It is no secret that Australians love to gamble. Similarly, it is no secret that there are many problem gamblers within this country’s borders. The ACMA is working on several projects that protect players within the gambling industry. A self-exclusion register is high on the agenda. The ACMA hopes giving gamblers the ability to self-police their gambling activity will result in a reduction in problem gamblers in Australia.

Anyone signing the self-exclusion register is immediately unable to place any bets with licensed interactive wagering services. In addition, it makes it impossible to open a new account in their name. Furthermore, marketing messages are stopped with immediate effect.

Once launched, anyone signing the self-exclusion register can sign up for a period of three months up to a lifetime. There is no way to come off the register before your chosen time is up.

A Similar Self-Exclusion Scheme Works in the United Kingdom

Most online casinos and sports betting sites have a self-exclusion option built into the software. Players can take a break of 24 hours if they feel they need to cool off. Longer periods, including lifetime, are available.

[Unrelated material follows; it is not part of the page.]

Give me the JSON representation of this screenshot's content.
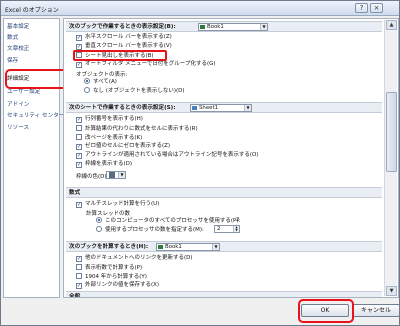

Every gambling company the UK Gambling Commission licences must have such features in place.

GAMSTOP takes things one step further; it operates similarly to how the new Australian register works. GAMSTOP is a free-to-use service in the UK that prevents people from gambling for six months, one year, or five years. Users enter some personal information on the GAMSTOP website and this information is cross-checked by online gambling companies when a person creates a new account or logs into existing accounts. Companies ignoring a person that is on the GAMSTOP register are in breach of their licences.

Facial recognition software is one way live casinos are preventing self-excluded patrons from gambling. Casinos and gaming room owners in South Australia deployed facial recognition technology in December 2020. The technology is not anything new because it has been around since the 1960s. However, the tech has come on in leaps and bounds since then, and can now recognise faces even if someone wear a hat or even a basic fae covering.

Star Sydney uses the facial recognition tech, while Tabcorp trialled it for eight weeks in January 2020. The system is under scrutiny with some sections claiming it is an invasion of privacy.

Additional Protective Measures Incoming

It is not only a national self-exclusion register the ACMA is working on but other protective measures too. Text message scams and misinformation are two areas the ACMA is dedicating resources to. The ACMA is giving the public increased insight into how they can avoid being tricked by criminals.

Nerida O’Loughlin is the ACMA Chair. She explained the harm SMS scams and misinformation causes the public.

“SMS scams have risen sharply over the last year, and we will soon be registering new rules for telcos requiring them to track and block those messages. Online misinformation is also a growing cause for concern, so we will continue to review digital platforms’ performance under the recently implemented industry code and advise the government on their effectiveness.”

The number of scam text messages and emails soared during the COVID-19-related lockdowns. Criminals bombarded Australians with millions of text messages claiming to offer a range of services. These included COVID-19-related insurance payments, targeting the most vulnerable members of society.

The new ACMA measures put the onus on telecoms companies regarding scam messages. It will be up to them to track and ultimately block these scam messages.